*Work order:*
In the data below, find every line with the word "title" and copy it out.

*Working data:*
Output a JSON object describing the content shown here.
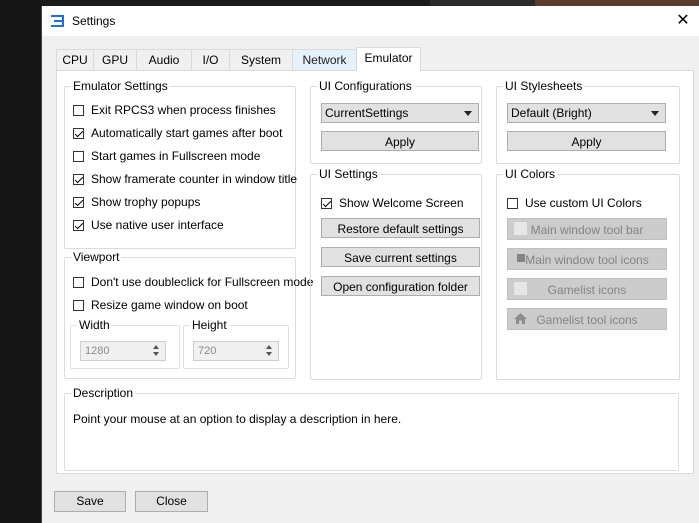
{
  "window": {
    "title": "Settings",
    "app_icon": "rpcs3-icon",
    "close_glyph": "✕"
  },
  "tabs": [
    "CPU",
    "GPU",
    "Audio",
    "I/O",
    "System",
    "Network",
    "Emulator"
  ],
  "active_tab": "Emulator",
  "emulator_settings": {
    "title": "Emulator Settings",
    "items": [
      {
        "label": "Exit RPCS3 when process finishes",
        "checked": false
      },
      {
        "label": "Automatically start games after boot",
        "checked": true
      },
      {
        "label": "Start games in Fullscreen mode",
        "checked": false
      },
      {
        "label": "Show framerate counter in window title",
        "checked": true
      },
      {
        "label": "Show trophy popups",
        "checked": true
      },
      {
        "label": "Use native user interface",
        "checked": true
      }
    ]
  },
  "viewport": {
    "title": "Viewport",
    "items": [
      {
        "label": "Don't use doubleclick for Fullscreen mode",
        "checked": false
      },
      {
        "label": "Resize game window on boot",
        "checked": false
      }
    ],
    "width": {
      "label": "Width",
      "value": "1280"
    },
    "height": {
      "label": "Height",
      "value": "720"
    }
  },
  "ui_configurations": {
    "title": "UI Configurations",
    "selected": "CurrentSettings",
    "apply_label": "Apply"
  },
  "ui_stylesheets": {
    "title": "UI Stylesheets",
    "selected": "Default (Bright)",
    "apply_label": "Apply"
  },
  "ui_settings": {
    "title": "UI Settings",
    "show_welcome": {
      "label": "Show Welcome Screen",
      "checked": true
    },
    "restore_label": "Restore default settings",
    "save_label": "Save current settings",
    "open_folder_label": "Open configuration folder"
  },
  "ui_colors": {
    "title": "UI Colors",
    "custom": {
      "label": "Use custom UI Colors",
      "checked": false
    },
    "buttons": [
      "Main window tool bar",
      "Main window tool icons",
      "Gamelist icons",
      "Gamelist tool icons"
    ]
  },
  "description": {
    "title": "Description",
    "text": "Point your mouse at an option to display a description in here."
  },
  "footer": {
    "save_label": "Save",
    "close_label": "Close"
  }
}
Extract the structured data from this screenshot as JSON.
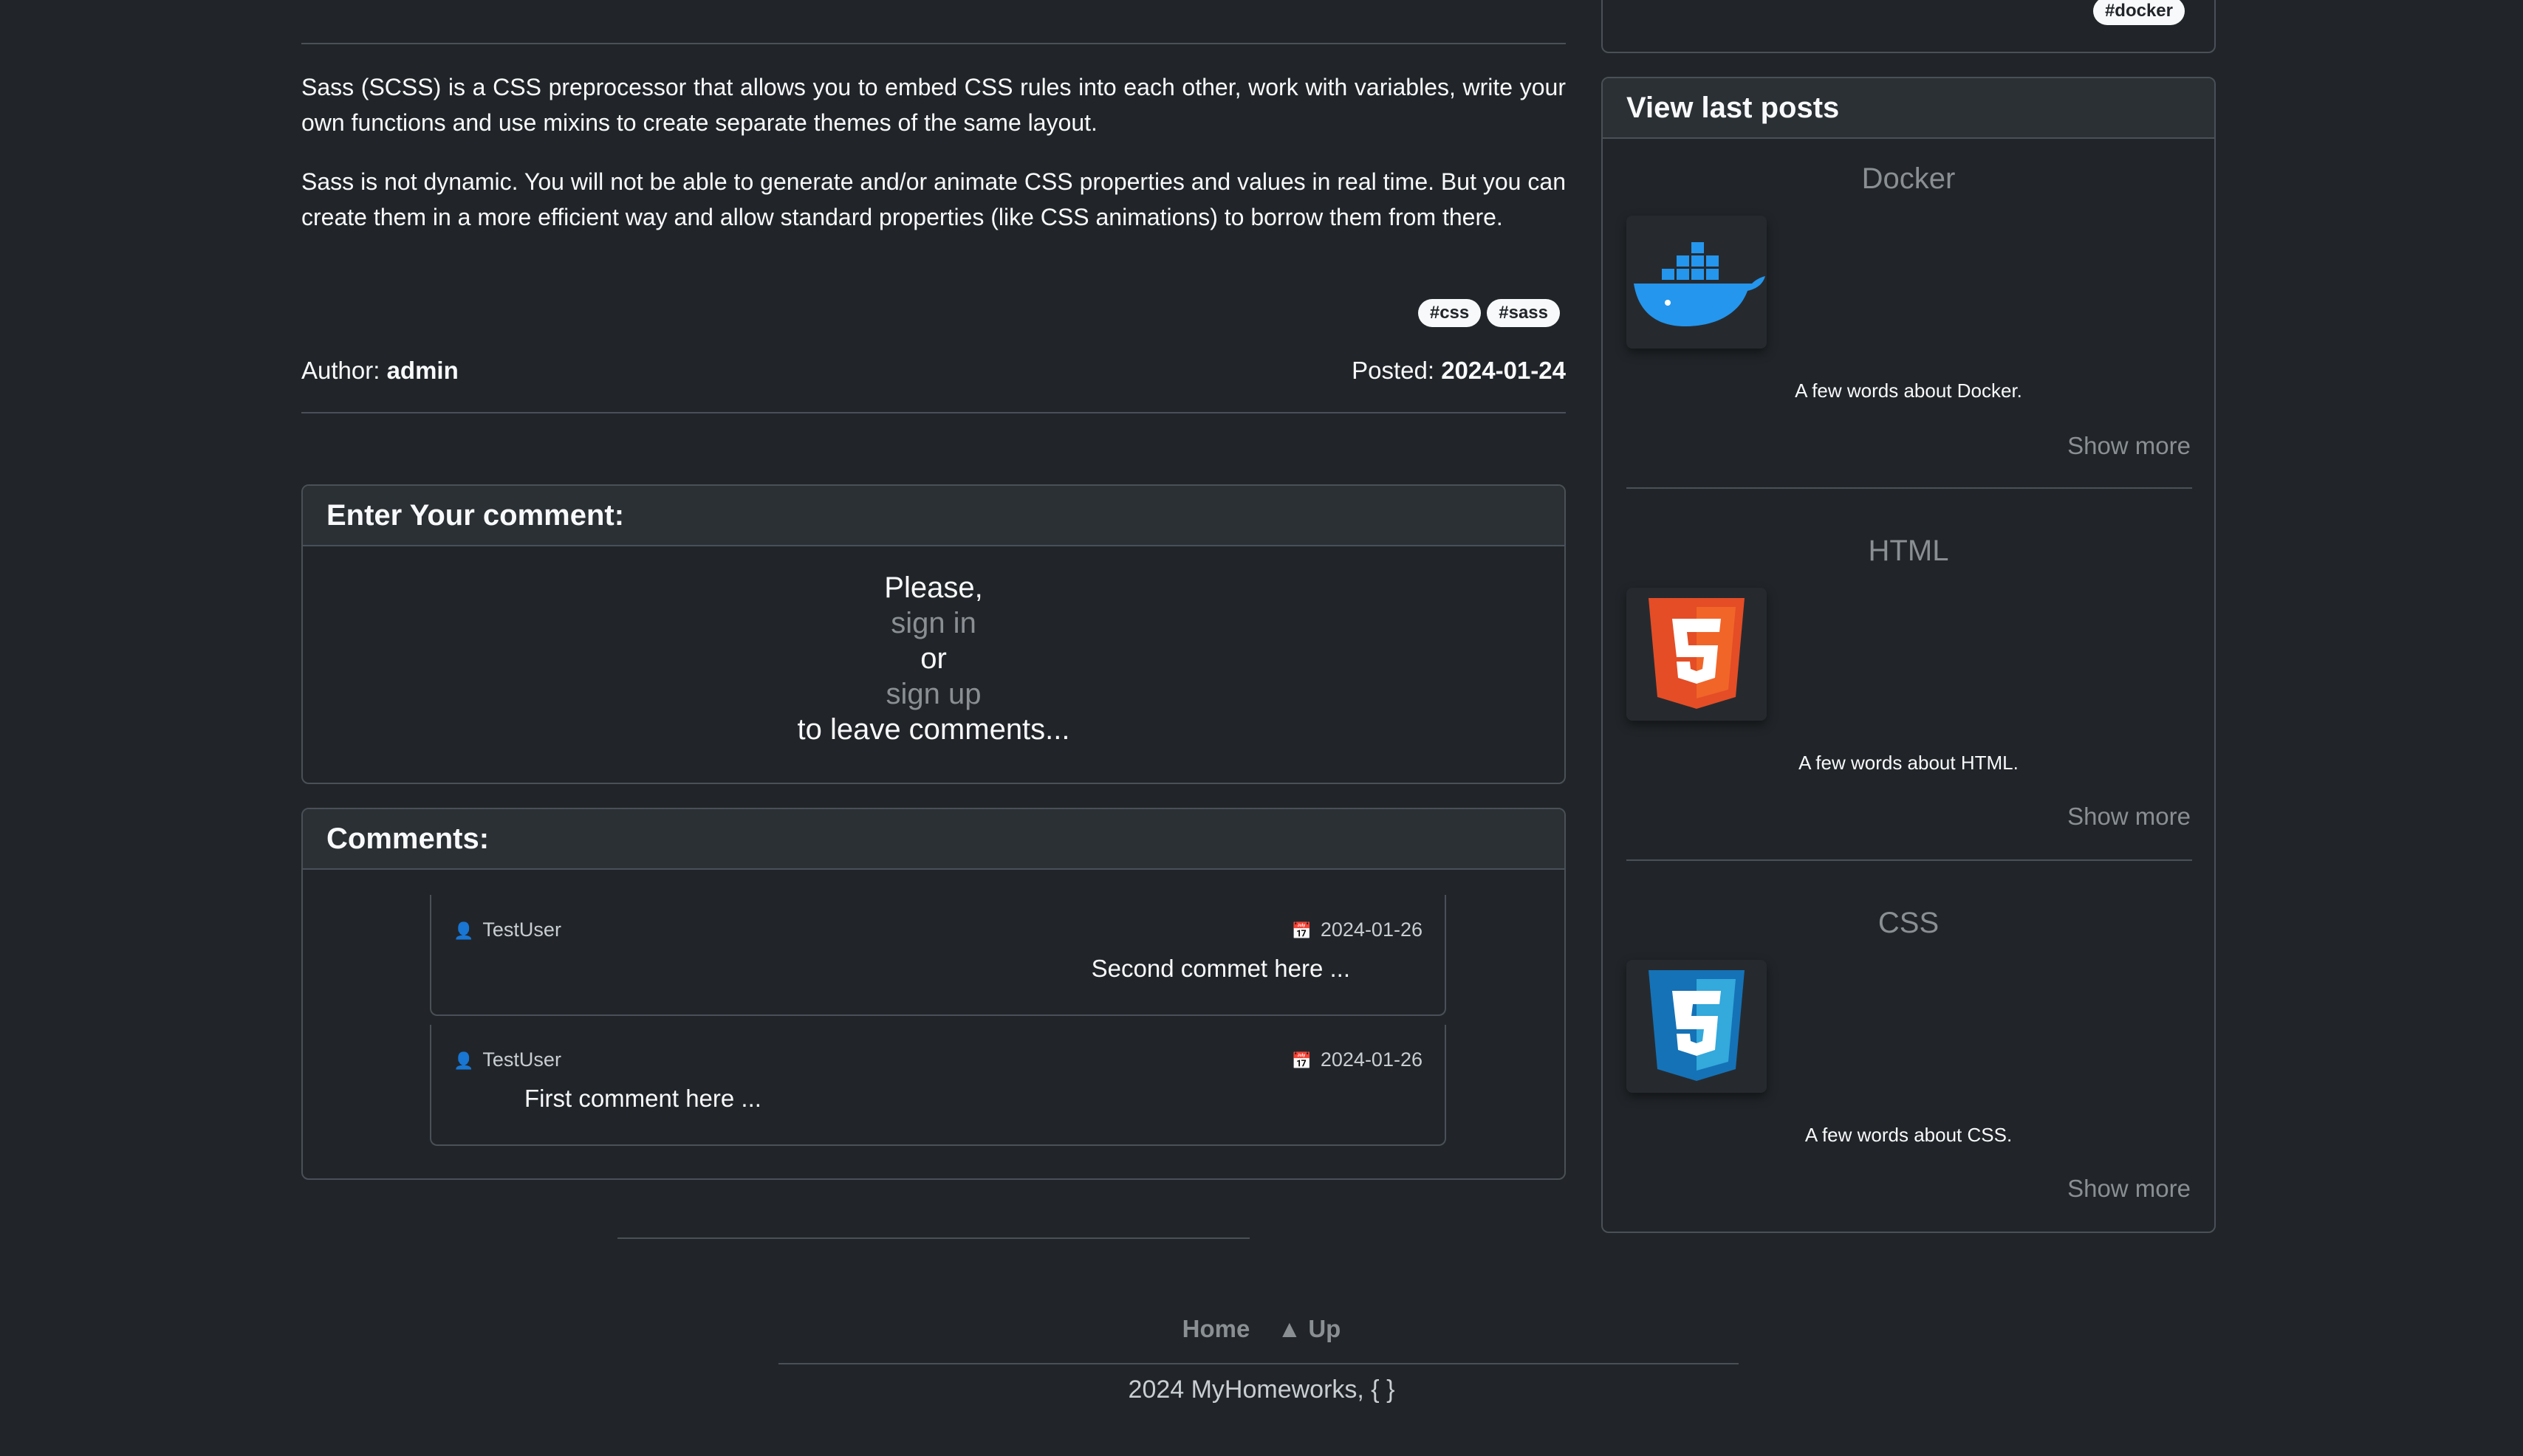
{
  "article": {
    "paragraphs": [
      "Sass (SCSS) is a CSS preprocessor that allows you to embed CSS rules into each other, work with variables, write your own functions and use mixins to create separate themes of the same layout.",
      "Sass is not dynamic. You will not be able to generate and/or animate CSS properties and values in real time. But you can create them in a more efficient way and allow standard properties (like CSS animations) to borrow them from there."
    ],
    "tags": [
      "#css",
      "#sass"
    ],
    "author_label": "Author:",
    "author": "admin",
    "posted_label": "Posted:",
    "posted_date": "2024-01-24"
  },
  "comment_form": {
    "header": "Enter Your comment:",
    "line1": "Please,",
    "sign_in": "sign in",
    "or": "or",
    "sign_up": "sign up",
    "line5": "to leave comments..."
  },
  "comments": {
    "header": "Comments:",
    "items": [
      {
        "user": "TestUser",
        "date": "2024-01-26",
        "text": "Second commet here ..."
      },
      {
        "user": "TestUser",
        "date": "2024-01-26",
        "text": "First comment here ..."
      }
    ]
  },
  "sidebar": {
    "top_tag": "#docker",
    "header": "View last posts",
    "posts": [
      {
        "title": "Docker",
        "desc": "A few words about Docker.",
        "more": "Show more",
        "icon": "docker-logo"
      },
      {
        "title": "HTML",
        "desc": "A few words about HTML.",
        "more": "Show more",
        "icon": "html5-logo"
      },
      {
        "title": "CSS",
        "desc": "A few words about CSS.",
        "more": "Show more",
        "icon": "css3-logo"
      }
    ]
  },
  "footer": {
    "home": "Home",
    "up": "▲ Up",
    "copyright": "2024 MyHomeworks, { }"
  },
  "colors": {
    "background": "#212529",
    "card_header": "#2b3035",
    "border": "#495057",
    "muted_link": "#8a8f94",
    "docker_blue": "#2496ed",
    "html_orange": "#e44d26",
    "css_blue": "#1572b6"
  }
}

*Answer to this problem:*
    "title": "Settings",
    "title": "Emulator Settings",
        "label": "Show framerate counter in window title",
    "title": "Viewport",
    "title": "UI Configurations",
    "title": "UI Stylesheets",
    "title": "UI Settings",
    "title": "UI Colors",
    "title": "Description",
        "title": "Docker",
        "title": "HTML",
        "title": "CSS",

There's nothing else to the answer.